## Exercise details
Word for word, retype the entire listing.

## Materials provided

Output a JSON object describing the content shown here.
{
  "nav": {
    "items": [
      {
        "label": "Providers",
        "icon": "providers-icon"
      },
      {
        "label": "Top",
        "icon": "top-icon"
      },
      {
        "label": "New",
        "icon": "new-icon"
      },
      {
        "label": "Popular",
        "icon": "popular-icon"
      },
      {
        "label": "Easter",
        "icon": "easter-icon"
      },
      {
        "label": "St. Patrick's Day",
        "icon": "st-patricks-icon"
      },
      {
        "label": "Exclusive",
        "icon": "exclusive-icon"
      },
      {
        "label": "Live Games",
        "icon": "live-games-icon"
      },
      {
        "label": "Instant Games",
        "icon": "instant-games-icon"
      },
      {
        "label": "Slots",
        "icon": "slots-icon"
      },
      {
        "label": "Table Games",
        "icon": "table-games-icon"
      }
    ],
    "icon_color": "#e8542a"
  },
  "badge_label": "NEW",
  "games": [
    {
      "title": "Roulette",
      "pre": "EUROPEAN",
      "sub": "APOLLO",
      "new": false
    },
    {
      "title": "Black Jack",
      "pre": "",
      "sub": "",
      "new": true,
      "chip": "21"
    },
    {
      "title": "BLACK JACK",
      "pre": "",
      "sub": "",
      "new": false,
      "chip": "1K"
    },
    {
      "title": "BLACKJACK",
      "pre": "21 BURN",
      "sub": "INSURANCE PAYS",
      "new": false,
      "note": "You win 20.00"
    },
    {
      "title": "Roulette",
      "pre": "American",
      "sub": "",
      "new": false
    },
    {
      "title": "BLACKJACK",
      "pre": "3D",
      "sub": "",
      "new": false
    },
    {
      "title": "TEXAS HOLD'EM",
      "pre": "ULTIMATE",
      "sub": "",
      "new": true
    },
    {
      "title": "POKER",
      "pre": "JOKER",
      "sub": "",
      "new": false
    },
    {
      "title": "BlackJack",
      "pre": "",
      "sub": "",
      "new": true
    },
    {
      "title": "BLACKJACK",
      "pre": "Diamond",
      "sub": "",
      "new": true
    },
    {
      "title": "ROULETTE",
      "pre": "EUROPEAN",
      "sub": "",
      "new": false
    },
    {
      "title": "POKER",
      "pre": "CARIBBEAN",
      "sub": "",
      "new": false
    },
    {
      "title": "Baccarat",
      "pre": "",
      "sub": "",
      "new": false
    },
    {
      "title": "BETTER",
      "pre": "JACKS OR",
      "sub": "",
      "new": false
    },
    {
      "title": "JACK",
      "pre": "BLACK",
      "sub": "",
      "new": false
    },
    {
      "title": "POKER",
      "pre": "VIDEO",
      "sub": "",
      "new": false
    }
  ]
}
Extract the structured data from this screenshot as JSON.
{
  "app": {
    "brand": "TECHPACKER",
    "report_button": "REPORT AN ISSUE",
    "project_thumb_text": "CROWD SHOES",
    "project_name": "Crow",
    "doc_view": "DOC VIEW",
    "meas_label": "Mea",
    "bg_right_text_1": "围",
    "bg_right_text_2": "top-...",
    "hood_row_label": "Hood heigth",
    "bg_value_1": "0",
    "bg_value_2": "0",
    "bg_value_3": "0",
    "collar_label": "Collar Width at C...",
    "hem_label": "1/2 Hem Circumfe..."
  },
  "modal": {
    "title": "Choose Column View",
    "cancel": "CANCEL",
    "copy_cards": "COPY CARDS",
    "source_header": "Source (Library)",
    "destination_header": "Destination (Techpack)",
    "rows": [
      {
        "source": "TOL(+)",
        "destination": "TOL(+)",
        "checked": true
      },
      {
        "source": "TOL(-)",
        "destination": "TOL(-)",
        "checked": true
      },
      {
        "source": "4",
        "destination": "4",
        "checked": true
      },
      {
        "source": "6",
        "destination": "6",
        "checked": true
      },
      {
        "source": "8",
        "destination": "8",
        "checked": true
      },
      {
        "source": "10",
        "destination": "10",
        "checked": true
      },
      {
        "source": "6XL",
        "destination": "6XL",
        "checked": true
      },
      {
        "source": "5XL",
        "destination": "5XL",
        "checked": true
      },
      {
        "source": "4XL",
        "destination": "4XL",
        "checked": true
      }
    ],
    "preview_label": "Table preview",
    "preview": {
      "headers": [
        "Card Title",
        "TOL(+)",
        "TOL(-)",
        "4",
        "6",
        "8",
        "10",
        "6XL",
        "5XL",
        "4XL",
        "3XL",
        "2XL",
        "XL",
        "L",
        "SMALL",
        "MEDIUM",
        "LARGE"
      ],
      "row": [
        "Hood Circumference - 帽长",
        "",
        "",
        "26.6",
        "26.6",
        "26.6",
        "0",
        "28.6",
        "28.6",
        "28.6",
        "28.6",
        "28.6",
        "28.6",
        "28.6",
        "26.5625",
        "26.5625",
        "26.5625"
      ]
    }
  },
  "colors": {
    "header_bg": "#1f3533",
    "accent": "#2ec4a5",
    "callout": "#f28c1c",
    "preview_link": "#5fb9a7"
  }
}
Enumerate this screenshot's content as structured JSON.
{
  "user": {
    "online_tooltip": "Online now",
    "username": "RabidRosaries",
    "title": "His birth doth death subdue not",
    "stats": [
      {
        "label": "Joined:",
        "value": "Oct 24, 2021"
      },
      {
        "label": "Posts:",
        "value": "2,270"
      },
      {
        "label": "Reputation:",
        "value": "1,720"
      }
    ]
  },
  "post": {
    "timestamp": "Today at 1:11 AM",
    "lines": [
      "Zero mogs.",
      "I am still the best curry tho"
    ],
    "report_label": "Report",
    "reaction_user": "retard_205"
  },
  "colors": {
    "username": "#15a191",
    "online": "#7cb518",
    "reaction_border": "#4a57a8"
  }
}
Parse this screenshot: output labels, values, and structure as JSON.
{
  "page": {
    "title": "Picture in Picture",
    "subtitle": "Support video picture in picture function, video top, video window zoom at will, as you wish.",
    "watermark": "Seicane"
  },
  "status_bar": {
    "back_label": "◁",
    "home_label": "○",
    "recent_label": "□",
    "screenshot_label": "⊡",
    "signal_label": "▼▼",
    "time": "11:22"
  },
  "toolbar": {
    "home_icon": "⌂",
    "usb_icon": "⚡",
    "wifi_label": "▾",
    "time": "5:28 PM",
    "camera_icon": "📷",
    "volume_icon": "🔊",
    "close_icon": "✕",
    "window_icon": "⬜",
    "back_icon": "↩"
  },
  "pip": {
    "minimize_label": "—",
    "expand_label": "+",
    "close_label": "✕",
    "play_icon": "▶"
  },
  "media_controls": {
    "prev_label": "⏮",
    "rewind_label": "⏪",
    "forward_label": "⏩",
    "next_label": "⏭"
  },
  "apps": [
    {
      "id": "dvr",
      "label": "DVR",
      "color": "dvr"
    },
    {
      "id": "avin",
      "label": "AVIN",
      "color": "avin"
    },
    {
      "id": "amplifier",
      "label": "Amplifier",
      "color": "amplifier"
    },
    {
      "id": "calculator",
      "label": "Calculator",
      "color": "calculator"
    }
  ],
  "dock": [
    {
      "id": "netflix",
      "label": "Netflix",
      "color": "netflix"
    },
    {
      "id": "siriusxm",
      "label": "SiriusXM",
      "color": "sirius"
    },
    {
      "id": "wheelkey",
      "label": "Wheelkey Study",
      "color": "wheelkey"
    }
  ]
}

## Response below
Output a JSON object describing the content shown here.
{
  "nav": {
    "items": [
      {
        "label": "Providers",
        "icon": "providers-icon"
      },
      {
        "label": "Top",
        "icon": "top-icon"
      },
      {
        "label": "New",
        "icon": "new-icon"
      },
      {
        "label": "Popular",
        "icon": "popular-icon"
      },
      {
        "label": "Easter",
        "icon": "easter-icon"
      },
      {
        "label": "St. Patrick's Day",
        "icon": "st-patricks-icon"
      },
      {
        "label": "Exclusive",
        "icon": "exclusive-icon"
      },
      {
        "label": "Live Games",
        "icon": "live-games-icon"
      },
      {
        "label": "Instant Games",
        "icon": "instant-games-icon"
      },
      {
        "label": "Slots",
        "icon": "slots-icon"
      },
      {
        "label": "Table Games",
        "icon": "table-games-icon"
      }
    ],
    "icon_color": "#e8542a"
  },
  "badge_label": "NEW",
  "games": [
    {
      "title": "Roulette",
      "pre": "EUROPEAN",
      "sub": "APOLLO",
      "new": false
    },
    {
      "title": "Black Jack",
      "pre": "",
      "sub": "",
      "new": true,
      "chip": "21"
    },
    {
      "title": "BLACK JACK",
      "pre": "",
      "sub": "",
      "new": false,
      "chip": "1K"
    },
    {
      "title": "BLACKJACK",
      "pre": "21 BURN",
      "sub": "INSURANCE PAYS",
      "new": false,
      "note": "You win 20.00"
    },
    {
      "title": "Roulette",
      "pre": "American",
      "sub": "",
      "new": false
    },
    {
      "title": "BLACKJACK",
      "pre": "3D",
      "sub": "",
      "new": false
    },
    {
      "title": "TEXAS HOLD'EM",
      "pre": "ULTIMATE",
      "sub": "",
      "new": true
    },
    {
      "title": "POKER",
      "pre": "JOKER",
      "sub": "",
      "new": false
    },
    {
      "title": "BlackJack",
      "pre": "",
      "sub": "",
      "new": true
    },
    {
      "title": "BLACKJACK",
      "pre": "Diamond",
      "sub": "",
      "new": true
    },
    {
      "title": "ROULETTE",
      "pre": "EUROPEAN",
      "sub": "",
      "new": false
    },
    {
      "title": "POKER",
      "pre": "CARIBBEAN",
      "sub": "",
      "new": false
    },
    {
      "title": "Baccarat",
      "pre": "",
      "sub": "",
      "new": false
    },
    {
      "title": "BETTER",
      "pre": "JACKS OR",
      "sub": "",
      "new": false
    },
    {
      "title": "JACK",
      "pre": "BLACK",
      "sub": "",
      "new": false
    },
    {
      "title": "POKER",
      "pre": "VIDEO",
      "sub": "",
      "new": false
    }
  ]
}
Extract the structured data from this screenshot as JSON.
{
  "app": {
    "brand": "TECHPACKER",
    "report_button": "REPORT AN ISSUE",
    "project_thumb_text": "CROWD SHOES",
    "project_name": "Crow",
    "doc_view": "DOC VIEW",
    "meas_label": "Mea",
    "bg_right_text_1": "围",
    "bg_right_text_2": "top-...",
    "hood_row_label": "Hood heigth",
    "bg_value_1": "0",
    "bg_value_2": "0",
    "bg_value_3": "0",
    "collar_label": "Collar Width at C...",
    "hem_label": "1/2 Hem Circumfe..."
  },
  "modal": {
    "title": "Choose Column View",
    "cancel": "CANCEL",
    "copy_cards": "COPY CARDS",
    "source_header": "Source (Library)",
    "destination_header": "Destination (Techpack)",
    "rows": [
      {
        "source": "TOL(+)",
        "destination": "TOL(+)",
        "checked": true
      },
      {
        "source": "TOL(-)",
        "destination": "TOL(-)",
        "checked": true
      },
      {
        "source": "4",
        "destination": "4",
        "checked": true
      },
      {
        "source": "6",
        "destination": "6",
        "checked": true
      },
      {
        "source": "8",
        "destination": "8",
        "checked": true
      },
      {
        "source": "10",
        "destination": "10",
        "checked": true
      },
      {
        "source": "6XL",
        "destination": "6XL",
        "checked": true
      },
      {
        "source": "5XL",
        "destination": "5XL",
        "checked": true
      },
      {
        "source": "4XL",
        "destination": "4XL",
        "checked": true
      }
    ],
    "preview_label": "Table preview",
    "preview": {
      "headers": [
        "Card Title",
        "TOL(+)",
        "TOL(-)",
        "4",
        "6",
        "8",
        "10",
        "6XL",
        "5XL",
        "4XL",
        "3XL",
        "2XL",
        "XL",
        "L",
        "SMALL",
        "MEDIUM",
        "LARGE"
      ],
      "row": [
        "Hood Circumference - 帽长",
        "",
        "",
        "26.6",
        "26.6",
        "26.6",
        "0",
        "28.6",
        "28.6",
        "28.6",
        "28.6",
        "28.6",
        "28.6",
        "28.6",
        "26.5625",
        "26.5625",
        "26.5625"
      ]
    }
  },
  "colors": {
    "header_bg": "#1f3533",
    "accent": "#2ec4a5",
    "callout": "#f28c1c",
    "preview_link": "#5fb9a7"
  }
}
Enumerate this screenshot's content as structured JSON.
{
  "user": {
    "online_tooltip": "Online now",
    "username": "RabidRosaries",
    "title": "His birth doth death subdue not",
    "stats": [
      {
        "label": "Joined:",
        "value": "Oct 24, 2021"
      },
      {
        "label": "Posts:",
        "value": "2,270"
      },
      {
        "label": "Reputation:",
        "value": "1,720"
      }
    ]
  },
  "post": {
    "timestamp": "Today at 1:11 AM",
    "lines": [
      "Zero mogs.",
      "I am still the best curry tho"
    ],
    "report_label": "Report",
    "reaction_user": "retard_205"
  },
  "colors": {
    "username": "#15a191",
    "online": "#7cb518",
    "reaction_border": "#4a57a8"
  }
}
Parse this screenshot: output labels, values, and structure as JSON.
{
  "page": {
    "title": "Picture in Picture",
    "subtitle": "Support video picture in picture function, video top, video window zoom at will, as you wish.",
    "watermark": "Seicane"
  },
  "status_bar": {
    "back_label": "◁",
    "home_label": "○",
    "recent_label": "□",
    "screenshot_label": "⊡",
    "signal_label": "▼▼",
    "time": "11:22"
  },
  "toolbar": {
    "home_icon": "⌂",
    "usb_icon": "⚡",
    "wifi_label": "▾",
    "time": "5:28 PM",
    "camera_icon": "📷",
    "volume_icon": "🔊",
    "close_icon": "✕",
    "window_icon": "⬜",
    "back_icon": "↩"
  },
  "pip": {
    "minimize_label": "—",
    "expand_label": "+",
    "close_label": "✕",
    "play_icon": "▶"
  },
  "media_controls": {
    "prev_label": "⏮",
    "rewind_label": "⏪",
    "forward_label": "⏩",
    "next_label": "⏭"
  },
  "apps": [
    {
      "id": "dvr",
      "label": "DVR",
      "color": "dvr"
    },
    {
      "id": "avin",
      "label": "AVIN",
      "color": "avin"
    },
    {
      "id": "amplifier",
      "label": "Amplifier",
      "color": "amplifier"
    },
    {
      "id": "calculator",
      "label": "Calculator",
      "color": "calculator"
    }
  ],
  "dock": [
    {
      "id": "netflix",
      "label": "Netflix",
      "color": "netflix"
    },
    {
      "id": "siriusxm",
      "label": "SiriusXM",
      "color": "sirius"
    },
    {
      "id": "wheelkey",
      "label": "Wheelkey Study",
      "color": "wheelkey"
    }
  ]
}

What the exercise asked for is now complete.